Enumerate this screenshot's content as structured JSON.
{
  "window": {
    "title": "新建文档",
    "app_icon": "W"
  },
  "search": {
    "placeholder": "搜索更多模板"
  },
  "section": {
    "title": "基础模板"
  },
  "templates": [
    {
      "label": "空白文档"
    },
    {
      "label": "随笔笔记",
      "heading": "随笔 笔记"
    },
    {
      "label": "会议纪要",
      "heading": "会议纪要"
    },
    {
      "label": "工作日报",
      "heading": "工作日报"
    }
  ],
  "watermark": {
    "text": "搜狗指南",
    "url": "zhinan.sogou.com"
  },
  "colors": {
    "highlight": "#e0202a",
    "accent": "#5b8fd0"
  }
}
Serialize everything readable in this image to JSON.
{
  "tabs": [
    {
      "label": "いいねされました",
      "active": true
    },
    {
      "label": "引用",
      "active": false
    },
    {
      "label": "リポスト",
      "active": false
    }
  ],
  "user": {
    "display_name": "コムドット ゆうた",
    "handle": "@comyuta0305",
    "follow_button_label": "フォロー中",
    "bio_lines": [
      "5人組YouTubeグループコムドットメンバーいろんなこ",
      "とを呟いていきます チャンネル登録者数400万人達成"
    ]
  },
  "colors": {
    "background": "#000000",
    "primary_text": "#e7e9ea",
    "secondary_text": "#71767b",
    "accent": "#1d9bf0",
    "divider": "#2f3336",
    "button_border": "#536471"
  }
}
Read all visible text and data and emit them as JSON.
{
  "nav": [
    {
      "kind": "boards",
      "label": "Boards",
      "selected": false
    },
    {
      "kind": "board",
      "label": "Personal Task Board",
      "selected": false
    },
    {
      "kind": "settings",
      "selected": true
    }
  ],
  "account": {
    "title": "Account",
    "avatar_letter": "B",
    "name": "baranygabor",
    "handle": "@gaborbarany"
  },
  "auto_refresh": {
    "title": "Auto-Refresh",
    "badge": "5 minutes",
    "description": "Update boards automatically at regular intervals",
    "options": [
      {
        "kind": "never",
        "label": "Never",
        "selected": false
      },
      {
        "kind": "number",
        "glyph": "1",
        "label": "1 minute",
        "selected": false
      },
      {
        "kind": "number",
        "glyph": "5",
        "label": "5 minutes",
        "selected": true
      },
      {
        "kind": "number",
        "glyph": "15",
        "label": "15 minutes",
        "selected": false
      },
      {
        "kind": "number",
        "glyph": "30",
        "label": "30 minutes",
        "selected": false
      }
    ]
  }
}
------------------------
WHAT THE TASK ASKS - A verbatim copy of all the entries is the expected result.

COMPLETED TASK -
Enumerate this screenshot's content as structured JSON.
{
  "window": {
    "title": "新建文档",
    "app_icon": "W"
  },
  "search": {
    "placeholder": "搜索更多模板"
  },
  "section": {
    "title": "基础模板"
  },
  "templates": [
    {
      "label": "空白文档"
    },
    {
      "label": "随笔笔记",
      "heading": "随笔 笔记"
    },
    {
      "label": "会议纪要",
      "heading": "会议纪要"
    },
    {
      "label": "工作日报",
      "heading": "工作日报"
    }
  ],
  "watermark": {
    "text": "搜狗指南",
    "url": "zhinan.sogou.com"
  },
  "colors": {
    "highlight": "#e0202a",
    "accent": "#5b8fd0"
  }
}
Serialize everything readable in this image to JSON.
{
  "tabs": [
    {
      "label": "いいねされました",
      "active": true
    },
    {
      "label": "引用",
      "active": false
    },
    {
      "label": "リポスト",
      "active": false
    }
  ],
  "user": {
    "display_name": "コムドット ゆうた",
    "handle": "@comyuta0305",
    "follow_button_label": "フォロー中",
    "bio_lines": [
      "5人組YouTubeグループコムドットメンバーいろんなこ",
      "とを呟いていきます チャンネル登録者数400万人達成"
    ]
  },
  "colors": {
    "background": "#000000",
    "primary_text": "#e7e9ea",
    "secondary_text": "#71767b",
    "accent": "#1d9bf0",
    "divider": "#2f3336",
    "button_border": "#536471"
  }
}
Read all visible text and data and emit them as JSON.
{
  "nav": [
    {
      "kind": "boards",
      "label": "Boards",
      "selected": false
    },
    {
      "kind": "board",
      "label": "Personal Task Board",
      "selected": false
    },
    {
      "kind": "settings",
      "selected": true
    }
  ],
  "account": {
    "title": "Account",
    "avatar_letter": "B",
    "name": "baranygabor",
    "handle": "@gaborbarany"
  },
  "auto_refresh": {
    "title": "Auto-Refresh",
    "badge": "5 minutes",
    "description": "Update boards automatically at regular intervals",
    "options": [
      {
        "kind": "never",
        "label": "Never",
        "selected": false
      },
      {
        "kind": "number",
        "glyph": "1",
        "label": "1 minute",
        "selected": false
      },
      {
        "kind": "number",
        "glyph": "5",
        "label": "5 minutes",
        "selected": true
      },
      {
        "kind": "number",
        "glyph": "15",
        "label": "15 minutes",
        "selected": false
      },
      {
        "kind": "number",
        "glyph": "30",
        "label": "30 minutes",
        "selected": false
      }
    ]
  }
}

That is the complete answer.